**DESCRIPTION OF THE TASK:** When you have gone through the records, report how many lines include "sender", giving the number and nothing more.

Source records
____________________

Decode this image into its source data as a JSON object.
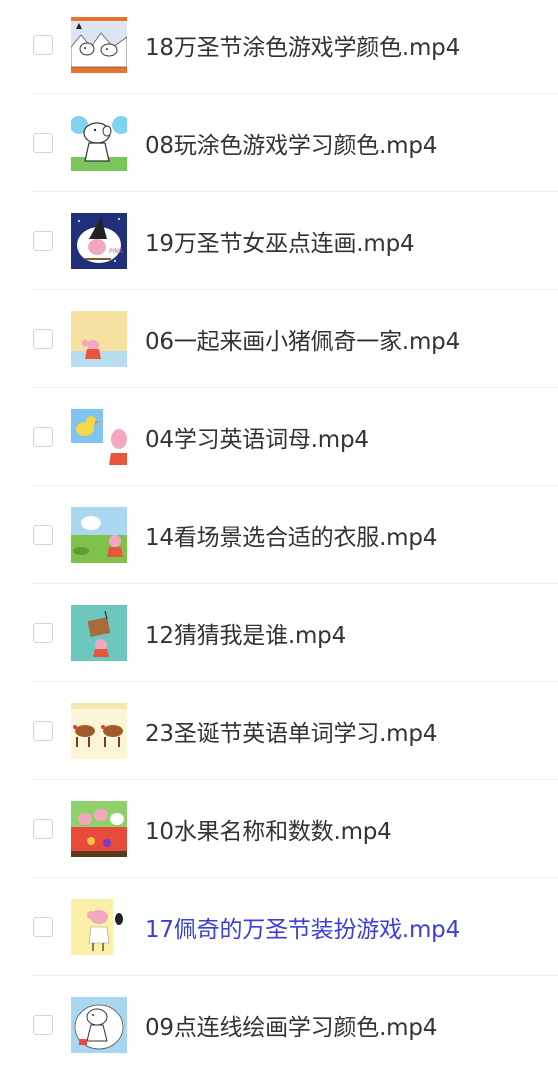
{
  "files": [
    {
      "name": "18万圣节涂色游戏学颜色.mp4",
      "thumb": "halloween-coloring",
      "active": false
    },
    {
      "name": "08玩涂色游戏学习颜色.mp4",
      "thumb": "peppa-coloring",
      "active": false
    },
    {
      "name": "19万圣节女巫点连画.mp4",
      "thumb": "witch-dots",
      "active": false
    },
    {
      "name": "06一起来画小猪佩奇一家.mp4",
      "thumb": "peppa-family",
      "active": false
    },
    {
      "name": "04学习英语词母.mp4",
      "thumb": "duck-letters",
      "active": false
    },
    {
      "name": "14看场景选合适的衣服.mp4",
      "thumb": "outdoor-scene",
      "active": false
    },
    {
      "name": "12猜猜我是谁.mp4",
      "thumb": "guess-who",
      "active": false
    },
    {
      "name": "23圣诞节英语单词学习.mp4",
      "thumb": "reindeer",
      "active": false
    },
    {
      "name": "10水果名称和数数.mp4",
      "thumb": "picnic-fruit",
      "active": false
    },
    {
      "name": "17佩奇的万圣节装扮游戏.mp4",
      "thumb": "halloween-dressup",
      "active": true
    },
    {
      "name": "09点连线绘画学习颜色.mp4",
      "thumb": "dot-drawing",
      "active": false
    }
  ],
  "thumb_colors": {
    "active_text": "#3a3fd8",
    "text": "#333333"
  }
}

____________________

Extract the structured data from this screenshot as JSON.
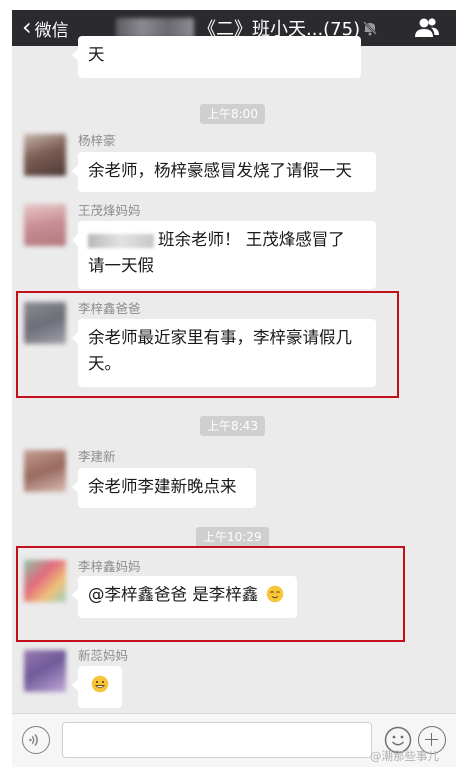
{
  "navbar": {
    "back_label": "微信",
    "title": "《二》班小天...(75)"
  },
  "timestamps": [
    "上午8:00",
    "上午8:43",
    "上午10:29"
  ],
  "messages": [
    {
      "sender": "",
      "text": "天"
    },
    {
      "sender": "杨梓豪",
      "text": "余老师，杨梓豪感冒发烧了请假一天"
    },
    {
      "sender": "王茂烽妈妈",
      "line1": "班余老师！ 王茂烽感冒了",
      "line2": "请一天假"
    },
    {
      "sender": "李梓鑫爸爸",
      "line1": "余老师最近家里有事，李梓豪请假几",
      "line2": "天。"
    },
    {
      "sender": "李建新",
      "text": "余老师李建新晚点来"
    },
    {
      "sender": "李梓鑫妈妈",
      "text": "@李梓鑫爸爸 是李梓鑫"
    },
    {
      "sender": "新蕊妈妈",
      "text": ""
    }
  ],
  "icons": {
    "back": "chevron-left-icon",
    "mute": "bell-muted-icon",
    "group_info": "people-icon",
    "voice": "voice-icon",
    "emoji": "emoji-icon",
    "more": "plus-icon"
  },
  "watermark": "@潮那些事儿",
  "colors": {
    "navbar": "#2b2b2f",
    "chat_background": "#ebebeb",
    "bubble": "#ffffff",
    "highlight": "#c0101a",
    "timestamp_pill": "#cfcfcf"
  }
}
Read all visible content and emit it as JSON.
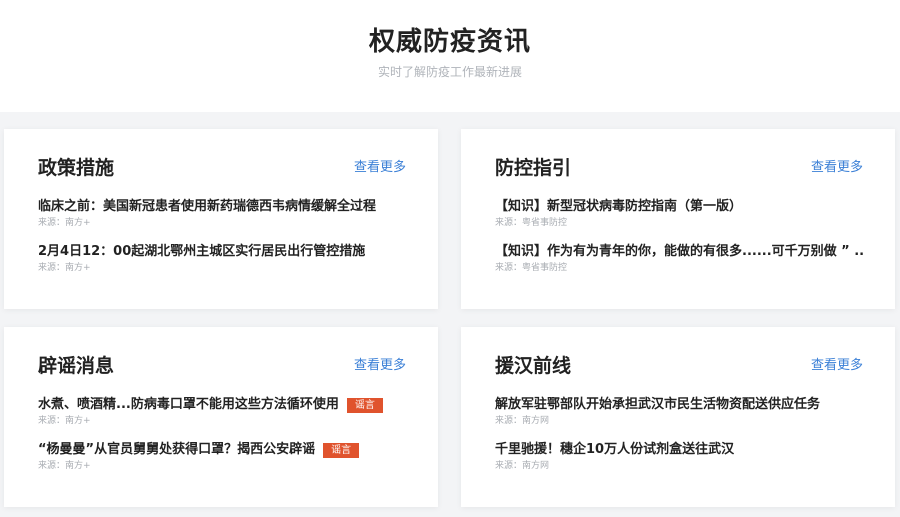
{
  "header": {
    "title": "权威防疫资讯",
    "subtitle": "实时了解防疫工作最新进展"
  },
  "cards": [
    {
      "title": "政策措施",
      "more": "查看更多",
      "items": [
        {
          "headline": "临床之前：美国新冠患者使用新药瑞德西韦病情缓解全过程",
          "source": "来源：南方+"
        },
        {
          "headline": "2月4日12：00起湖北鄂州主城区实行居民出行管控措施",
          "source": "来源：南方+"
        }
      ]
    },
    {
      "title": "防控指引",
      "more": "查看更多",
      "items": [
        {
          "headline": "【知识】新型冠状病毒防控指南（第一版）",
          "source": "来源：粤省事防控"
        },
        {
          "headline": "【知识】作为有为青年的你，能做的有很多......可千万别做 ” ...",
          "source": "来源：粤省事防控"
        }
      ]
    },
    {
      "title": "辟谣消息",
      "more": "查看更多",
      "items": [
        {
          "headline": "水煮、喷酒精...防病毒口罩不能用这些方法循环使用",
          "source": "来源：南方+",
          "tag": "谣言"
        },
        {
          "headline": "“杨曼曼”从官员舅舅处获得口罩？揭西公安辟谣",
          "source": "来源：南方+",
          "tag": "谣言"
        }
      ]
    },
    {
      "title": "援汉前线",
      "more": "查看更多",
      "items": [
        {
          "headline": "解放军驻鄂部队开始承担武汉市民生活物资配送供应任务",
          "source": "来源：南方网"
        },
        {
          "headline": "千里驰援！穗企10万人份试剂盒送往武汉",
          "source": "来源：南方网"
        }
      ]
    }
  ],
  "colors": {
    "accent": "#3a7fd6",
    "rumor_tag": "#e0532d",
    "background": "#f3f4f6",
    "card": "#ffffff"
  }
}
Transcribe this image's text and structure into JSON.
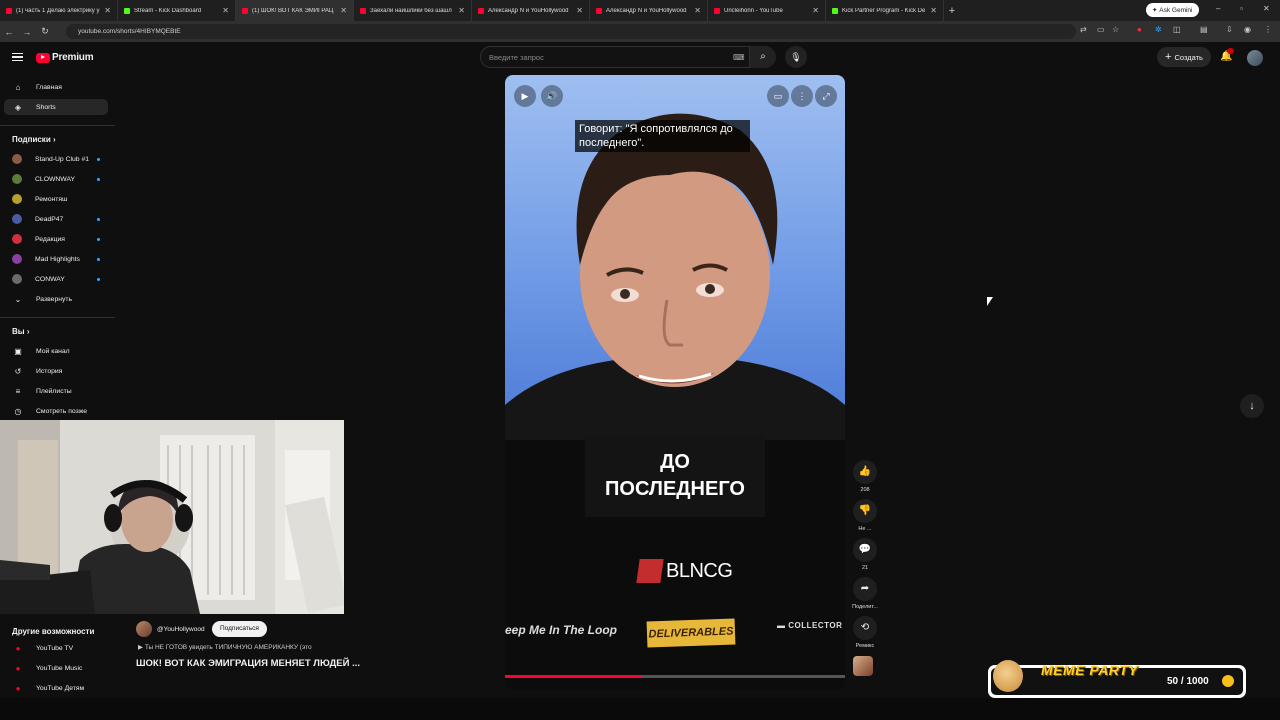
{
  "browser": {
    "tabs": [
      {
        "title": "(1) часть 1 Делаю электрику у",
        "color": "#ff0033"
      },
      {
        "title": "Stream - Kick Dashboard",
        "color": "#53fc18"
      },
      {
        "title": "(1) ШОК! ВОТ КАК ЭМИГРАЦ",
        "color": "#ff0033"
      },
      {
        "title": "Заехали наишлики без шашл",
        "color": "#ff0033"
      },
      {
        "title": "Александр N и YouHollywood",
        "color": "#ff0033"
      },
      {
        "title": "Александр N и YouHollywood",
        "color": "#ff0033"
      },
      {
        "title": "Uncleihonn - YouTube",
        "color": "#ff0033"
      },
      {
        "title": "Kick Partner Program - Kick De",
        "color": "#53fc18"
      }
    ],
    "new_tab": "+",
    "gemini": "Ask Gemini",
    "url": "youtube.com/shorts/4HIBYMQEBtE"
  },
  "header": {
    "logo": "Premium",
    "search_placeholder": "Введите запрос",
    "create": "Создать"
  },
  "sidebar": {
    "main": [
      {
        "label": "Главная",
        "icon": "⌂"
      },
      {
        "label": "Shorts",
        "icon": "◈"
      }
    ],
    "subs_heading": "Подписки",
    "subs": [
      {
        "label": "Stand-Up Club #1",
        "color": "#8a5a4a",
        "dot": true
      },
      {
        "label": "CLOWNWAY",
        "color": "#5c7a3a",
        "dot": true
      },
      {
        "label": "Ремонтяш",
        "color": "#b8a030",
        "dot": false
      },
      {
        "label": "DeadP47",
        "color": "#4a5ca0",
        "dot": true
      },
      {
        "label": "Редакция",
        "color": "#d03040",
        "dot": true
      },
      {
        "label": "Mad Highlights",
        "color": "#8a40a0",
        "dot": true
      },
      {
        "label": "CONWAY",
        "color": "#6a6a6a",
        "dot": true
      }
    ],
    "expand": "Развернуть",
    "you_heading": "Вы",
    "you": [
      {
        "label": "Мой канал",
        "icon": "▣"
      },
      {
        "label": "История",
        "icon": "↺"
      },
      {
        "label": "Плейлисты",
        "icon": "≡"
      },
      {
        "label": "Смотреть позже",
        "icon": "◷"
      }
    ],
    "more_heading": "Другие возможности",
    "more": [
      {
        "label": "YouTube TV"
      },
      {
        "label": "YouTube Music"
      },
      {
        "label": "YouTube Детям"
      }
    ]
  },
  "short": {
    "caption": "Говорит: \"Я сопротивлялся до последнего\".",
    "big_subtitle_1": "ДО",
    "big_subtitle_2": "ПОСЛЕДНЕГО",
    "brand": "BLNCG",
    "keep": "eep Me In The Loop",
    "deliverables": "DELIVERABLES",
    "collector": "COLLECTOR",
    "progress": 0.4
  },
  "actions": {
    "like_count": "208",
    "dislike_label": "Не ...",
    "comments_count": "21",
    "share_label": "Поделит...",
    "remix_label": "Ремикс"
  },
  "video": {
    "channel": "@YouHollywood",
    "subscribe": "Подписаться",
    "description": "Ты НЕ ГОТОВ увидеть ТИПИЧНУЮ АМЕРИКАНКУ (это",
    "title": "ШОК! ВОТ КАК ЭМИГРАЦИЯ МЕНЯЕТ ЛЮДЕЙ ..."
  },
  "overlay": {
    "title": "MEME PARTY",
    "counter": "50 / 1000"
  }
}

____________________

**ANSWER TO THIS EXERCISE:** 7